This time of year always seems to be an exhilarating time of year to fish. The fronts are becoming further and further apart as summer approaches. The mornings and evenings are still cool with a slight chill in the air and the afternoon sun still tolerable. The water is electrified both inshore an off.
Inshore fish are starting to make their way out of hibernation from the bays and bayous making their way to open water. Offshore acres and acres of bait are starting to arrive along with the Pelagic species that feast on them. There’s something in the air and it’s not just the fish that feel it. I guess spring fever really does exist. Just take a look around at the marinas, ramps and not to mention the beaches they are all teaming with fisherman and boats of all types and sizes.
This is a perfect time of year for this hack as this specie is no different as it makes its way offshore to spawn. You’ve probably seen them skip in your wake on the outside of a flat in the bay or maybe as you’re running out, of one of our many passes as you skirt the outer edge of the bar heading offshore. I’m talking about that hard-hitting, little jack, known as the Florida Pompano.
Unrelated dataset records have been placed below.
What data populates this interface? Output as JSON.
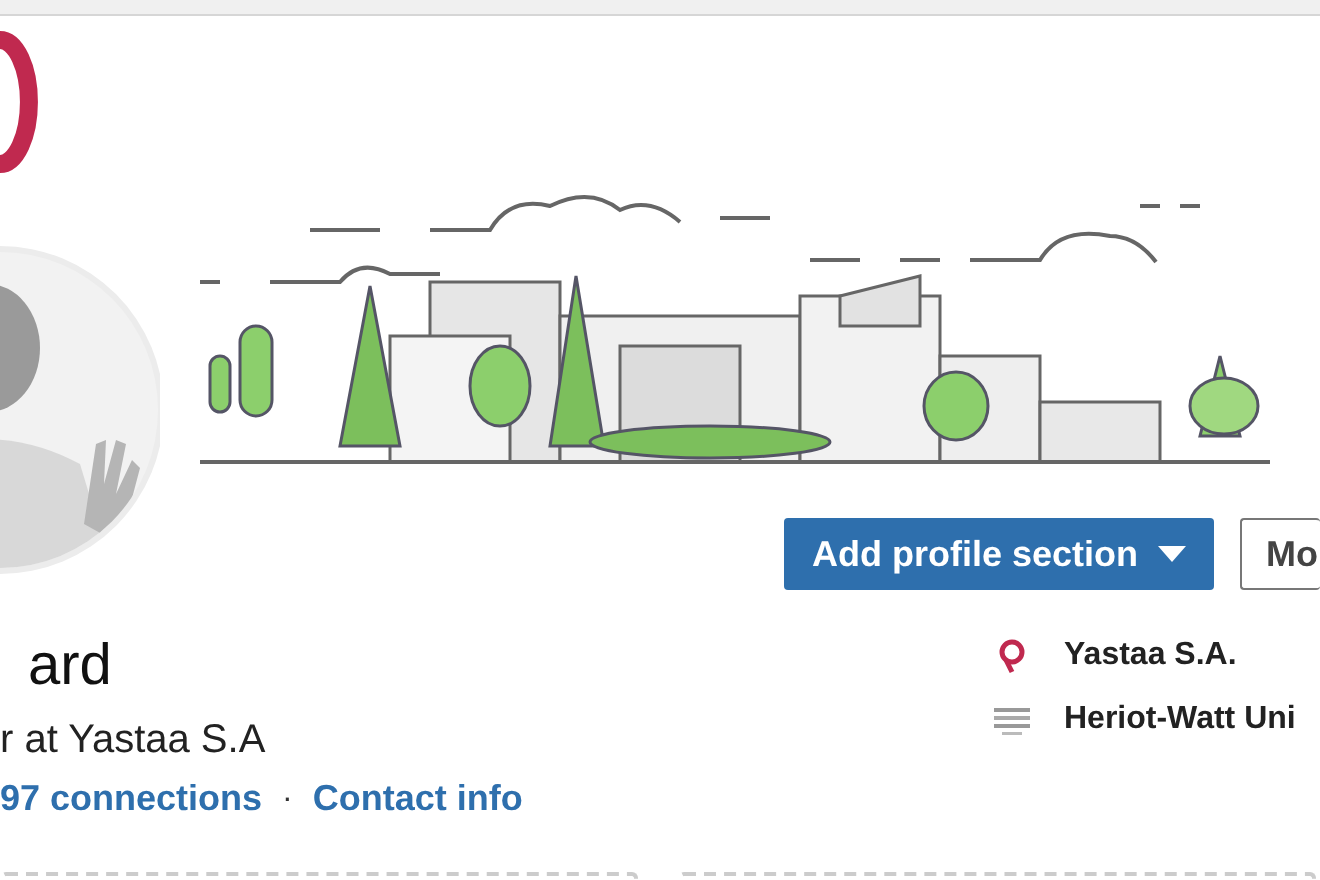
{
  "actions": [
    {
      "label": "Add profile section",
      "kind": "primary"
    },
    {
      "label": "Mo",
      "kind": "secondary"
    }
  ],
  "profile": {
    "name": "ard",
    "headline": "r at Yastaa S.A",
    "separator": "·",
    "links": [
      {
        "label": "97 connections"
      },
      {
        "label": "Contact info"
      }
    ]
  },
  "affiliations": [
    {
      "kind": "company",
      "label": "Yastaa S.A."
    },
    {
      "kind": "school",
      "label": "Heriot-Watt Uni"
    }
  ]
}
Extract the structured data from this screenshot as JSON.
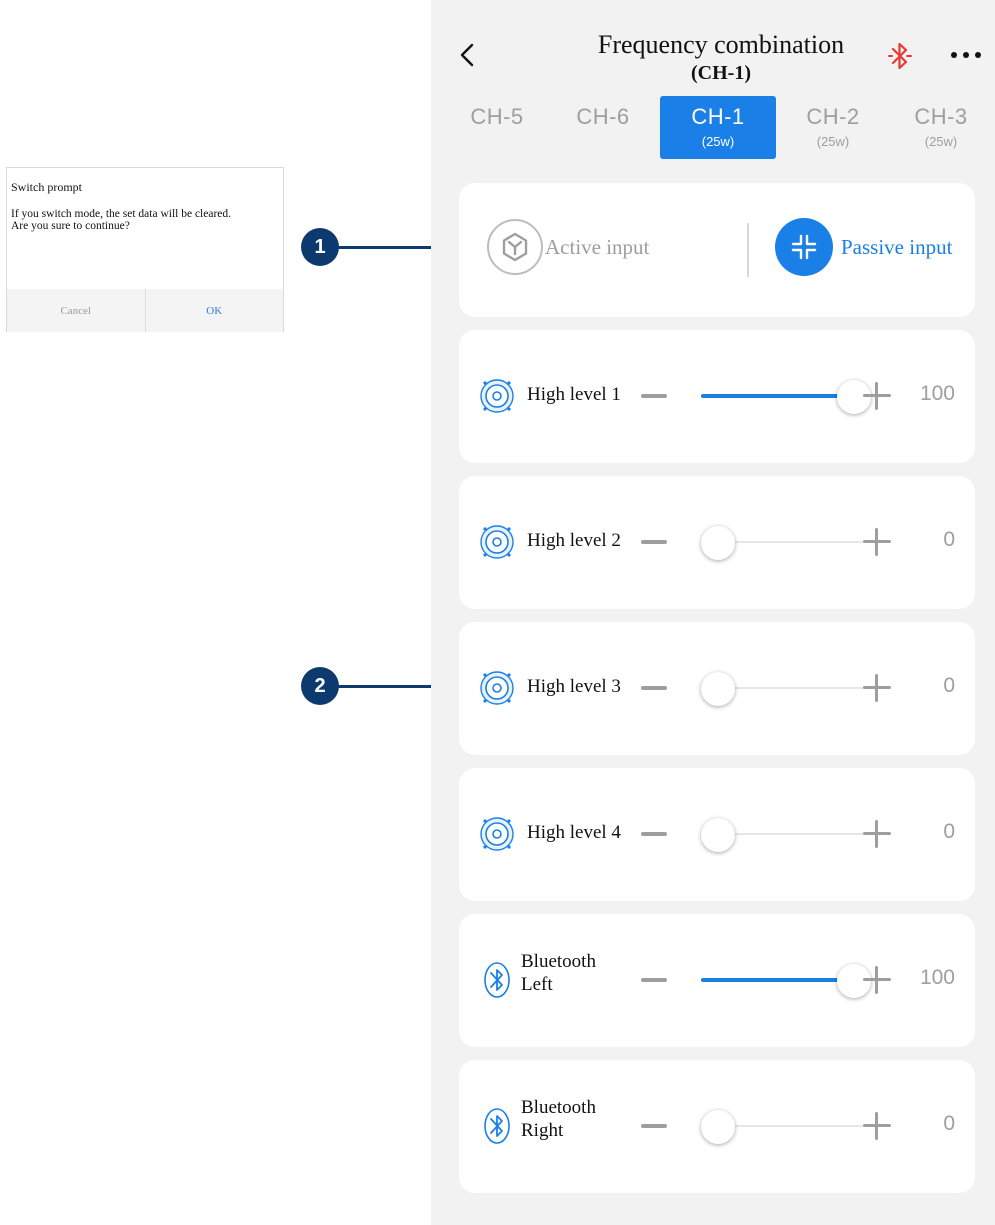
{
  "dialog": {
    "title": "Switch prompt",
    "message_line1": "If you switch mode, the set data will be cleared.",
    "message_line2": "Are you sure to continue?",
    "cancel_label": "Cancel",
    "ok_label": "OK"
  },
  "callouts": [
    "1",
    "2"
  ],
  "header": {
    "title": "Frequency combination",
    "subtitle": "(CH-1)",
    "back_icon": "chevron-left-icon",
    "bluetooth_icon": "bluetooth-disconnected-icon",
    "more_icon": "more-dots-icon"
  },
  "tabs": [
    {
      "label": "CH-5",
      "sub": ""
    },
    {
      "label": "CH-6",
      "sub": ""
    },
    {
      "label": "CH-1",
      "sub": "(25w)",
      "active": true
    },
    {
      "label": "CH-2",
      "sub": "(25w)"
    },
    {
      "label": "CH-3",
      "sub": "(25w)"
    }
  ],
  "input_mode": {
    "active_label": "Active input",
    "passive_label": "Passive input",
    "selected": "passive"
  },
  "channels": [
    {
      "label_line1": "High level 1",
      "label_line2": "",
      "icon": "speaker-icon",
      "value": "100",
      "level": 1.0
    },
    {
      "label_line1": "High level 2",
      "label_line2": "",
      "icon": "speaker-icon",
      "value": "0",
      "level": 0.0
    },
    {
      "label_line1": "High level 3",
      "label_line2": "",
      "icon": "speaker-icon",
      "value": "0",
      "level": 0.0
    },
    {
      "label_line1": "High level 4",
      "label_line2": "",
      "icon": "speaker-icon",
      "value": "0",
      "level": 0.0
    },
    {
      "label_line1": "Bluetooth",
      "label_line2": "Left",
      "icon": "bluetooth-icon",
      "value": "100",
      "level": 1.0
    },
    {
      "label_line1": "Bluetooth",
      "label_line2": "Right",
      "icon": "bluetooth-icon",
      "value": "0",
      "level": 0.0
    }
  ],
  "colors": {
    "accent": "#1a7fe6",
    "callout": "#0d3a6e",
    "muted": "#9e9e9e",
    "bluetooth_disconnected": "#e53935"
  }
}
I personally have become just as observant off the water as I have on. My mom always said, “beware of your surroundings.” Well, this time it paid off! When you launch from the same ramp around the same time and same days for years you tend to see many of the same people doing the same things. After all, we too are creatures of habit. You tend to know the avid angler from the weekend warrior pretty fast. In true human nature we desire to know what the other guy is doing, how he’s fishing, how their rods or boat are rigged, etc. So we look.
One of the avid anglers I frequently see always has a few rods on the boat, no specific rigging to speak of and typically fishes alone. What I did notice time after time were rearview mirrors attached to either side of his center console. I never thought much about it at first, but it kind of got me wondering. What was he looking for, was it, Kamikaze jet skiers or runaway kite surfers, which this area is known for both. Did his mother tell him the same thing? So the curiosity finally got to me one morning as we exchanged waves. So I walked over to ask the question, why the rearview mirrors? His answer, and the it wasn’t an afterward-approaching threat, he simply said, “Pompano.” He continued to tell me how he fishes alone and it’s the best way to see them skip his wake while running from one area to the next. Genius! I thought it truly is the simple things.
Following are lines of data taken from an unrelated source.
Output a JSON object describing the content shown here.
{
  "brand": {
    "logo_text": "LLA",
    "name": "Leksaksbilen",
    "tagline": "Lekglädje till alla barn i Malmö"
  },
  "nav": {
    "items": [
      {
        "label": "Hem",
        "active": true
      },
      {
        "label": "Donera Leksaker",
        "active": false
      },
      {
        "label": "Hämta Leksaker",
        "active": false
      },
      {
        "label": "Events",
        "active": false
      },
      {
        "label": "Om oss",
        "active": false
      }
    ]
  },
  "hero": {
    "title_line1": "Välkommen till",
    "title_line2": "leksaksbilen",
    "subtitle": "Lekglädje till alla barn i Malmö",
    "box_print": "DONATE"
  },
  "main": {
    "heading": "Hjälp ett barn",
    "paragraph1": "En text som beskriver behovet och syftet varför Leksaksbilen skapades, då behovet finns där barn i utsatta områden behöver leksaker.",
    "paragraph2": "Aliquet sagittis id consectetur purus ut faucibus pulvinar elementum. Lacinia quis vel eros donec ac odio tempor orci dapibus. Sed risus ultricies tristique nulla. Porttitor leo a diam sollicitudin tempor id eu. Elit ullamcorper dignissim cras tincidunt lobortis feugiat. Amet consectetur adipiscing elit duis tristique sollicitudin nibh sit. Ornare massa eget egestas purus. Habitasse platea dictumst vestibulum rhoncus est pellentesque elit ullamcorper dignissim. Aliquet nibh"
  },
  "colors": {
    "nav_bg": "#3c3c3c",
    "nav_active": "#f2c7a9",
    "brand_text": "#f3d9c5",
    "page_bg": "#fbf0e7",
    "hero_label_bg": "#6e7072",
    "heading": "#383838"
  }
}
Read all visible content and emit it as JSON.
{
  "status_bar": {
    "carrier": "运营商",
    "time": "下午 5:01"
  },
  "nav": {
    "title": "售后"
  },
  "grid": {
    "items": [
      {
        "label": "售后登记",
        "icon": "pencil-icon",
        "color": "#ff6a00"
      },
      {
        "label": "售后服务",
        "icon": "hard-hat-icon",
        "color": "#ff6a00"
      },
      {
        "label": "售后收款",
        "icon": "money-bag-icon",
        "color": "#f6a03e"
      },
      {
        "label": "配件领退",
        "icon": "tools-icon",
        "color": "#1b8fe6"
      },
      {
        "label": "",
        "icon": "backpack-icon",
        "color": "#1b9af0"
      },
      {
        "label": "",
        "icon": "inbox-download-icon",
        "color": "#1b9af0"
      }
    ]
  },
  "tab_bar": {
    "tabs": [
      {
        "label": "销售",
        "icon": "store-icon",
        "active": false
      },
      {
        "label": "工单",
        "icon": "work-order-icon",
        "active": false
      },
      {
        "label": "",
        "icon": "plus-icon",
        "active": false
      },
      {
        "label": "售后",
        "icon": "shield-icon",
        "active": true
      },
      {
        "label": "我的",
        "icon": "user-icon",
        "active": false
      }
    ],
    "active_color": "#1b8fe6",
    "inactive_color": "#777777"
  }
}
Now that you found a Pompano by its aerial display in your rearview mirror remember, where there is one there is typically many. How do you fish for them? Let the boat settle, they don’t spook as easy as other fish and are used to boat traffic and some pressure. With that said, they are a fast moving fish, typically influenced by tide. Stay with them and it’s game on! Light tackle is preferred, most of these fish are found in and near clear water. Those of you who prefer artificial baits – banana jigs, small bucktails and swim baits are among the favorites. Those of you who prefer live bait – shrimp, cut pass crab, fiddler crab and sand fleas are great. Either way just remember, size does matter. In this case think small. Due to the size of the Pompano’s mouth, which is small, they eat smaller bait. Lastly, don’t under estimate the fight, once they gulp down your bait ….FISH ON.
So, if you’re not slow rolling out of the pass or meandering the flats, this hack is a great way to catch an aerial glimpse of these small jacks. As you’re up and running don’t let an opportunity just skip you by.
Tom Verdensky, Old Salt President